“Kingyo,” a Recommended Motsunabe Restaurant in the Highly Competitive Motsunabe Area of Fukuoka
If you visit Fukuoka, you have to try motsunabe (offal hotpot).
There are many famous restaurants that serve it, but I recommend “Kingyo”!
There’s no obvious sign outside, so first-time visitors may miss it. Kingyo is a restaurant that almost seems hidden away.
When you enter, the restaurant has a high-class atmosphere; there’s even a courtyard!
Otoshi. 300 yen per person.
(Many izakaya in Japan serve obligatory “otoshi,” often simple side dishes, as a substitution for cover charges.)
Kingyo served me mini tomatoes as the otoshi. The careful craftsmanship was splendid.
Not many shops will serve you something so lovely as the otoshi!
8-piece assortment of meat and fish. 1 portion 980 yen (limit 2 portions).
The golden eye snapper is lightly broiled then salted, bringing out even more depth of flavor.
The slices of chicken and horse meat are also fresh and high quality.
Each ingredient is served in its best enjoyed form, whether that’s broiled or raw.
After you eat the shrimp sashimi, Kingyo will fry the head for you to enjoy as well.
Tuna and avocado raw spring roll, 800 yen.
Broiled specially-selected wagyu beef. Market price.
You eat it with just a bit of salt.
Japanese Black wagyu motsunabe, 1100 yen (limit 2 portions).
When ordering motsunabe, you can choose from Kyushu miso and Kyoto-style miso.
The Kyushu miso motsunabe uses delicately flavored chicken stock as the soup base.

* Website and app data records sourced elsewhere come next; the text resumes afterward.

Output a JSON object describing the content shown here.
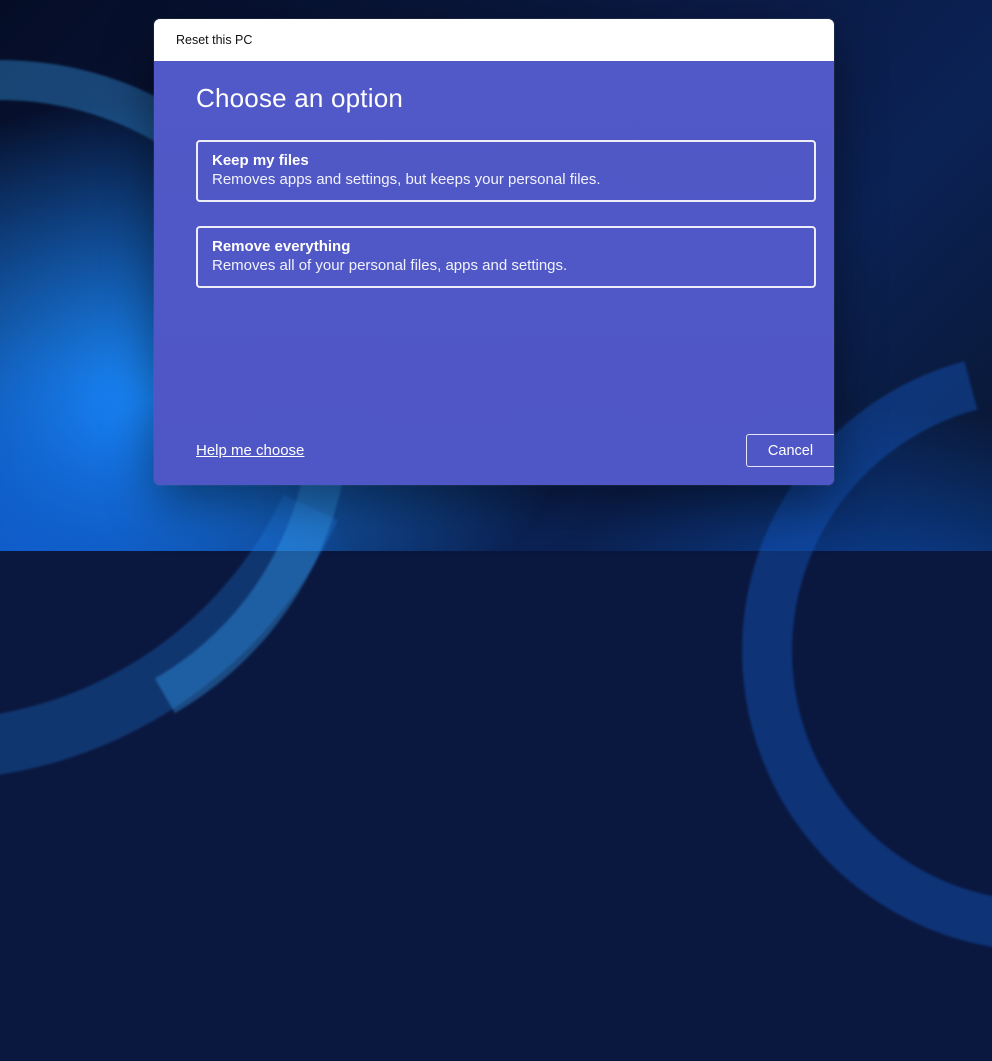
{
  "dialog": {
    "title": "Reset this PC",
    "heading": "Choose an option",
    "options": [
      {
        "title": "Keep my files",
        "description": "Removes apps and settings, but keeps your personal files."
      },
      {
        "title": "Remove everything",
        "description": "Removes all of your personal files, apps and settings."
      }
    ],
    "help_link": "Help me choose",
    "cancel_label": "Cancel"
  }
}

The Kyoto-style miso motsunabe is rich and liberally seasoned with garlic.
This time, I chose the Kyushu miso. I recommend it for people who are first trying motsunabe, as you can taste the ingredients without any frills.
The umami and flavors of the offal and vegetables develop as they simmer, becoming increasingly delicious.
The fried burdock was delicious and fragrant.
Sudachi (a Japanese citrus), garlic chips, and togarashi go perfectly with motsunabe!
The offal was tender and soft!
Actually, I’m not a fan of offal.
However, the offal at Kingyo was really delicious. I completely forgot that I don’t usually like it and kept eating! Even if you don’t like offal, I’d love for you to try it here!
You can add Champon noodles into the pot at the end too (250 yen).
Champon noodles are a bit thicker than regular Chinese noodles, and they’re known for their chewy texture.
I also recommend adding in rice and making zosui (a type of rice soup).
Kingyo’s menu has a wide variety of offerings other than motsunabe. Out of all the restaurants in Fukuoka, an area known for having highly competitive restaurants, I particularly recommend trying out Kingyo!
Basic information on Kingyo
Kingyo,a Recommended Motsunabe Restaurant in Fukuoka
- 1-4-8 Azuma Building, Yakuin, Chuo-ku, Fukuoka City, Fukuoka
- About 2 minutes on foot from the Nishitetsu Tenjin Omuta Line’s Yakuin Station
[Weekend and public holidays] 18:00-24:00（L.O. 23:00）
- Open every day